How can you tell the difference between seasoned and unseasoned wood? It’s easy. Green wood often looks freshly cut with visible saw marks, while seasoned wood will look gray or white. The ends of seasoned wood shows radial cracking and the bark should come off easily. If the wood isn’t cracked and the bark is firmly attached, it’s still green and shouldn’t be used in your fireplace yet.

The Best Firewood to Burn

The firewoods that made our “Best to Burn” list had to meet a number of criteria, including having a high heat value and a pleasant experience (fragrance, long-lasting burn, etc.). One cord of each type of wood here produces heat equivalent to burning 200-250 gallons of fuel oil.

• Apple: deliciously fragrant aroma, slow-burning
• Beech: burns at very high heat, great for colder climates
• Cherry: hardwood with pleasant fragrance and long-lasting burn
• Oak: hearty and heavy weight, low level of smoke
• Sycamore: dense wood for long-lasting fire

The Worst Firewood to Burn

As a general rule, wood from coniferous trees isn’t very good for burning in your fireplace because it lacks the density of hardwood. It burns faster and doesn’t put off as much heat, so you need to use more wood to heat your home. The woods below produce more smoke that ends up as creosote deposits in your chimney, and tend to spark much more than hardwood, making for a less than relaxing fireside experience.

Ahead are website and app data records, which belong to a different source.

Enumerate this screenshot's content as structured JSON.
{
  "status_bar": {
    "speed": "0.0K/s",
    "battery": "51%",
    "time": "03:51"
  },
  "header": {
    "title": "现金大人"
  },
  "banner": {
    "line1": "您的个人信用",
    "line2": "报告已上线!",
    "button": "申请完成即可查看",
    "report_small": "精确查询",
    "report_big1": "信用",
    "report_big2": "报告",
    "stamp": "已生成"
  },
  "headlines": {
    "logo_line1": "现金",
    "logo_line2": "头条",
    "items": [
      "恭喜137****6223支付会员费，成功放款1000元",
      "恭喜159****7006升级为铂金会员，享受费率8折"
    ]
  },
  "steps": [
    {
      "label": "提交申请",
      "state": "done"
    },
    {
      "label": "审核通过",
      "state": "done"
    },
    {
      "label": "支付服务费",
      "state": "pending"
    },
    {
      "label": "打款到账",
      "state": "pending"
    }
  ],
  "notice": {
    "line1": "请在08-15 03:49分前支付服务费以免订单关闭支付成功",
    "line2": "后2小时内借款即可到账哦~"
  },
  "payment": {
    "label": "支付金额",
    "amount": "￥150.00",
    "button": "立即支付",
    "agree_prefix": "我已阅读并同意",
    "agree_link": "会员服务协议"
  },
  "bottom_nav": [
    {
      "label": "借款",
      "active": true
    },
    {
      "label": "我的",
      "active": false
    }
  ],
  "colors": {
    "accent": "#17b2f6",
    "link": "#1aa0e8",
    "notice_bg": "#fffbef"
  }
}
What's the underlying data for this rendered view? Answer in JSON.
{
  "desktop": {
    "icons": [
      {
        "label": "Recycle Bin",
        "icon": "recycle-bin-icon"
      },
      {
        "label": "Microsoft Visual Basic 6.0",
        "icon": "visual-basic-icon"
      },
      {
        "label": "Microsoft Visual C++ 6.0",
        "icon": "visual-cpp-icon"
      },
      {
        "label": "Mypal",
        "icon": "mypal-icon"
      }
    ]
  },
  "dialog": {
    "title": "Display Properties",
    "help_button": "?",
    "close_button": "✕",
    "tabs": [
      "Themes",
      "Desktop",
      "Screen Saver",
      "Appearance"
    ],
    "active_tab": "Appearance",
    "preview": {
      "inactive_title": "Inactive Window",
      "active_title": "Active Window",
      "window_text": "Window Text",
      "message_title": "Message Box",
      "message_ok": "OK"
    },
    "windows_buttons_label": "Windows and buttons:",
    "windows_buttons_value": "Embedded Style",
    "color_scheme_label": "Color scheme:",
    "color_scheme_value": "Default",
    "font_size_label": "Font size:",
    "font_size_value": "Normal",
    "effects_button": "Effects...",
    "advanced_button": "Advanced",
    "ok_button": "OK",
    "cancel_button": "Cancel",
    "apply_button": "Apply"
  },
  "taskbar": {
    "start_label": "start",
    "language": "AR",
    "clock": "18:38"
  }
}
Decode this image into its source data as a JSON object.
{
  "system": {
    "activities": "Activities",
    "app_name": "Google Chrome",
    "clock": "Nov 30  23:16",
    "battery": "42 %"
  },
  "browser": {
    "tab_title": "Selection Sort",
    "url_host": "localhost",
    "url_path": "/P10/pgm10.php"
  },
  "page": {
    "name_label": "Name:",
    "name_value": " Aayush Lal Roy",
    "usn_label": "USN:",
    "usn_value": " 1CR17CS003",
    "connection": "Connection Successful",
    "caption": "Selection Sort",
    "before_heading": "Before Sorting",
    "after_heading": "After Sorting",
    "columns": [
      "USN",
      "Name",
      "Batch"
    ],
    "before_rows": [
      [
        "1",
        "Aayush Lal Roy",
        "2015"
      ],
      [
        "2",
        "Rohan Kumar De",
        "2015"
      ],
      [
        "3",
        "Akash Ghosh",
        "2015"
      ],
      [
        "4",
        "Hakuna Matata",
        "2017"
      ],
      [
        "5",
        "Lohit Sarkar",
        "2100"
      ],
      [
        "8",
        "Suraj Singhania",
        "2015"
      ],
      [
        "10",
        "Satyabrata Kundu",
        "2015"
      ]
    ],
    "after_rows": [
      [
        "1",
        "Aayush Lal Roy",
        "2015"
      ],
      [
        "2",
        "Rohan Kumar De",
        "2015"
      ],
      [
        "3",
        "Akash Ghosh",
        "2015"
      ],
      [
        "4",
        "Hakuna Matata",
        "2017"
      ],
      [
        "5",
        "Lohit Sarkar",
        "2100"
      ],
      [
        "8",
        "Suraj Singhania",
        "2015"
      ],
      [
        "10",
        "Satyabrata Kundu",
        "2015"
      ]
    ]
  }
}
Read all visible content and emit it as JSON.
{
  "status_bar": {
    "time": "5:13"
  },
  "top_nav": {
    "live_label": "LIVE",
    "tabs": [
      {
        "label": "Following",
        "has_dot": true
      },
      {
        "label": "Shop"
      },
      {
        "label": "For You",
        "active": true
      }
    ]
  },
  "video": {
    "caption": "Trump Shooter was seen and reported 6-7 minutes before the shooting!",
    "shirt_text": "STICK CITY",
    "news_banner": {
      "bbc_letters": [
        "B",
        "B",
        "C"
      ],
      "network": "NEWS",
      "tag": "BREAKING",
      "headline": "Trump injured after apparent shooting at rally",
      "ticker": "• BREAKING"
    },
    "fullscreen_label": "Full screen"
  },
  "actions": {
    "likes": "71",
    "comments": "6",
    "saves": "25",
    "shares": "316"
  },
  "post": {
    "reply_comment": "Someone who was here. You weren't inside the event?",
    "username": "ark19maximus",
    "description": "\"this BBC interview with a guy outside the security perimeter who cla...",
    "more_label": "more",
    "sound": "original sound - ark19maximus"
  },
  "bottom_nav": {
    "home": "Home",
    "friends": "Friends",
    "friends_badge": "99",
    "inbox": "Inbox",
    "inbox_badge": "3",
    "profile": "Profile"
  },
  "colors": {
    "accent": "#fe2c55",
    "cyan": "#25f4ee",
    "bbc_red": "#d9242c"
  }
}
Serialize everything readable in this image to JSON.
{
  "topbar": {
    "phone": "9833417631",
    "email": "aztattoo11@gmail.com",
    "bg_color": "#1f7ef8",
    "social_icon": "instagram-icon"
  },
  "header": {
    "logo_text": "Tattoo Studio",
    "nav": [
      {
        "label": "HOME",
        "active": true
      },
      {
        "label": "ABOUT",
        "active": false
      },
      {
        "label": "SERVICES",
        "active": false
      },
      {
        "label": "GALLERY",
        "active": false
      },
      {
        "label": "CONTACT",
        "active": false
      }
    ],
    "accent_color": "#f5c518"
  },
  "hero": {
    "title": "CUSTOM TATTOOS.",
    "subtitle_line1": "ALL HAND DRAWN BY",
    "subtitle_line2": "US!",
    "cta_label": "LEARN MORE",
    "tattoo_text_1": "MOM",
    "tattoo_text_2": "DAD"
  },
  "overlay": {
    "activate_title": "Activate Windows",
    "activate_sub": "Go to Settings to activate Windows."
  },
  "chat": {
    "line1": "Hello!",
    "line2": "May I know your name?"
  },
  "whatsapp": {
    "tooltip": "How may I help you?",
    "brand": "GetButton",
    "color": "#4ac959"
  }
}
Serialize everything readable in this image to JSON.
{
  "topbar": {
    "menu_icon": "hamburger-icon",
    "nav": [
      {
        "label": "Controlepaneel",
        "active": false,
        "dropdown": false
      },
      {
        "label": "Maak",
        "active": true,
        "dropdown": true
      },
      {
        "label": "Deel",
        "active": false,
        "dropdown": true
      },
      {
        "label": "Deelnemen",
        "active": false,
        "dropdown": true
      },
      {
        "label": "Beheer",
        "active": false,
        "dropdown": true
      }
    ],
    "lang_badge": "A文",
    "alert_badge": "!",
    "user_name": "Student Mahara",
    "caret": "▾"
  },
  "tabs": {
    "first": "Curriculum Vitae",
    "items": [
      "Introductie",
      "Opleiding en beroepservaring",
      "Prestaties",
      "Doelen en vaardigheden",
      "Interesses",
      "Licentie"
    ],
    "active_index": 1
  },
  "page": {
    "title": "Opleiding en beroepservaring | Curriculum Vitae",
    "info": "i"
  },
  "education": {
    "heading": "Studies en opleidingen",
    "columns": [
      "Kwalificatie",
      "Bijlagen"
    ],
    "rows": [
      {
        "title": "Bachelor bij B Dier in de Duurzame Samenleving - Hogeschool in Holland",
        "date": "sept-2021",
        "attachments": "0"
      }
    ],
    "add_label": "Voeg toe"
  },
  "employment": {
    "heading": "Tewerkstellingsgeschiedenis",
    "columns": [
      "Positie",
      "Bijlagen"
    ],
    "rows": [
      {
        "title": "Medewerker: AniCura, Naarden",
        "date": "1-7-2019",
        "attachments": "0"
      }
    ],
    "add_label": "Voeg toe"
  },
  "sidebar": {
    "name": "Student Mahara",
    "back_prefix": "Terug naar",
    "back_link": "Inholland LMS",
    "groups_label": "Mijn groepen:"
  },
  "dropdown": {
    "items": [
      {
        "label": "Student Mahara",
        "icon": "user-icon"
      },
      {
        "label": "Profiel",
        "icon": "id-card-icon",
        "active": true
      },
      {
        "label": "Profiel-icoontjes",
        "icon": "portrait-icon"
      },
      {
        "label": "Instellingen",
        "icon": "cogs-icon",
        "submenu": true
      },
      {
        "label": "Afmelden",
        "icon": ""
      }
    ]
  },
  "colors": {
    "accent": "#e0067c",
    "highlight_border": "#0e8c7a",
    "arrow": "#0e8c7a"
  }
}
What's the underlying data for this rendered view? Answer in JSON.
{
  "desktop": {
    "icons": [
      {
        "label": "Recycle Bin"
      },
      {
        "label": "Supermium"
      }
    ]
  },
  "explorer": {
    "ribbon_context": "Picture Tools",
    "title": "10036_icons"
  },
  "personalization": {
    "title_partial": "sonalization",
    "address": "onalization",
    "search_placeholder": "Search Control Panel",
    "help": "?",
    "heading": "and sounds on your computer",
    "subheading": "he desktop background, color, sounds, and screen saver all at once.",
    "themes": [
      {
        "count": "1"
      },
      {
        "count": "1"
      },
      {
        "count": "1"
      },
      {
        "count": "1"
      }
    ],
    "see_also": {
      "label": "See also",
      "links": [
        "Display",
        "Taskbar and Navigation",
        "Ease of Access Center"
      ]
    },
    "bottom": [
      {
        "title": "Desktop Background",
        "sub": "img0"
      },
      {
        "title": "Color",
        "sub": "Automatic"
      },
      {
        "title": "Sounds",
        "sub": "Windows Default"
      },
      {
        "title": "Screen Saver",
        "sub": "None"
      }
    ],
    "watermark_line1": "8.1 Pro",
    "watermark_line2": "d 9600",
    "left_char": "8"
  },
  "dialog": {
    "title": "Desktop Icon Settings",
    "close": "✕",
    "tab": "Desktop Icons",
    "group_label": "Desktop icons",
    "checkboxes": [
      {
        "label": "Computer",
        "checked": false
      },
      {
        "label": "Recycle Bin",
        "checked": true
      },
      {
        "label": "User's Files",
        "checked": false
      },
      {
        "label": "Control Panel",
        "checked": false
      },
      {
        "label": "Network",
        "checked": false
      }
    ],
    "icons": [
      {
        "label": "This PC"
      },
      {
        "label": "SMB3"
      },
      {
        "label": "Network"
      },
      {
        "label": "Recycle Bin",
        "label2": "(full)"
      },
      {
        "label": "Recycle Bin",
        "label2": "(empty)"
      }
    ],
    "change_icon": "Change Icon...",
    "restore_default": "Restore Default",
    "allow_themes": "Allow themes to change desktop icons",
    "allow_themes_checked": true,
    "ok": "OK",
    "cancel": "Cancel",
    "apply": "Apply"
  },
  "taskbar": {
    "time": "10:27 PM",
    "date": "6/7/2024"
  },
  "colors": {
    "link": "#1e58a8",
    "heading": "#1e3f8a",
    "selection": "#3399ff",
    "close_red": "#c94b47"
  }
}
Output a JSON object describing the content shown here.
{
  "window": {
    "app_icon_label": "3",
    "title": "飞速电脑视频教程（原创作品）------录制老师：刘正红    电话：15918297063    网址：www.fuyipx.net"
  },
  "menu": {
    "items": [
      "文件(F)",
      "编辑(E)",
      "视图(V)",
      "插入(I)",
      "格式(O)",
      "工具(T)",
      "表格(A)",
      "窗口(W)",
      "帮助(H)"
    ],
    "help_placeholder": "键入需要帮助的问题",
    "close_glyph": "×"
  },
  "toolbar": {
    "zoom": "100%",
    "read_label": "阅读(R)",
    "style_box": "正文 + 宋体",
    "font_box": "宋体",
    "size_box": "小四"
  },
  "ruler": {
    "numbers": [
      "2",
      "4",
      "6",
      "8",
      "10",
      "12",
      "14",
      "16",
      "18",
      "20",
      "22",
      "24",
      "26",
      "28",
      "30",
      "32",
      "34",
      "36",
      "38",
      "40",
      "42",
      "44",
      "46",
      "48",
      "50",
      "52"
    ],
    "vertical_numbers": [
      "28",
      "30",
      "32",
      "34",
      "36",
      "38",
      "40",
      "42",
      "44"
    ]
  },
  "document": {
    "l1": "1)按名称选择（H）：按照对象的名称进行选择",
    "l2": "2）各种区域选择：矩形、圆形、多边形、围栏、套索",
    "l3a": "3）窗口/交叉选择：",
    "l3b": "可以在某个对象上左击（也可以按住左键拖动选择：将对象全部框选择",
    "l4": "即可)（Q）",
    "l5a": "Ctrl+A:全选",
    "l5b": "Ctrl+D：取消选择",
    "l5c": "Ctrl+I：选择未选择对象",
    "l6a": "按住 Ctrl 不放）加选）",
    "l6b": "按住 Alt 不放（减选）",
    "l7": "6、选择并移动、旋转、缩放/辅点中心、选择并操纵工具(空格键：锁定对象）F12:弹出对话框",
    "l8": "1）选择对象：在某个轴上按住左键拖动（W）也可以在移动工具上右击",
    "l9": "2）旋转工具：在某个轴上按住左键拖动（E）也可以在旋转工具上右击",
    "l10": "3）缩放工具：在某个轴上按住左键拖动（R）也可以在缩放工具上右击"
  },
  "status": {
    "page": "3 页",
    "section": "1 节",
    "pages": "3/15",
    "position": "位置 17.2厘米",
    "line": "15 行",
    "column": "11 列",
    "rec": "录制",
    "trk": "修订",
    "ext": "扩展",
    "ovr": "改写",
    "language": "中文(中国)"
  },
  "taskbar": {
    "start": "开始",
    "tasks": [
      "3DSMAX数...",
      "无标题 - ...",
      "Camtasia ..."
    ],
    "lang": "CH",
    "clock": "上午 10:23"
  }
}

• Birch: bark produces lots of soot and smoke
• Cedar: filled with volatile oils that create popping and sparks
• Balsam Fir: lots of smoke with sparks
• Spruce: lightweight and fast-burning
• Pine: a resinous softwood that creates lots of creosote

Other Poor Choices

It’s definitely a bad idea to burn any type of treated lumber, as the chemicals used in the manufacturing process can be released in the smoke and inhaled. You should also only use locally sourced firewood to avoid the problem of invasive insects like the Emerald Ash Borer and the Asian Long-Horned Beetle, which can cause massive damage to native forests.

Find Your Local NPI Inspector for a Safe Fireplace

National Property Inspections wants your winter season to be warm, bright and safe! Give your local NPI inspector a call today to help keep your home’s wood-burning systems in top condition.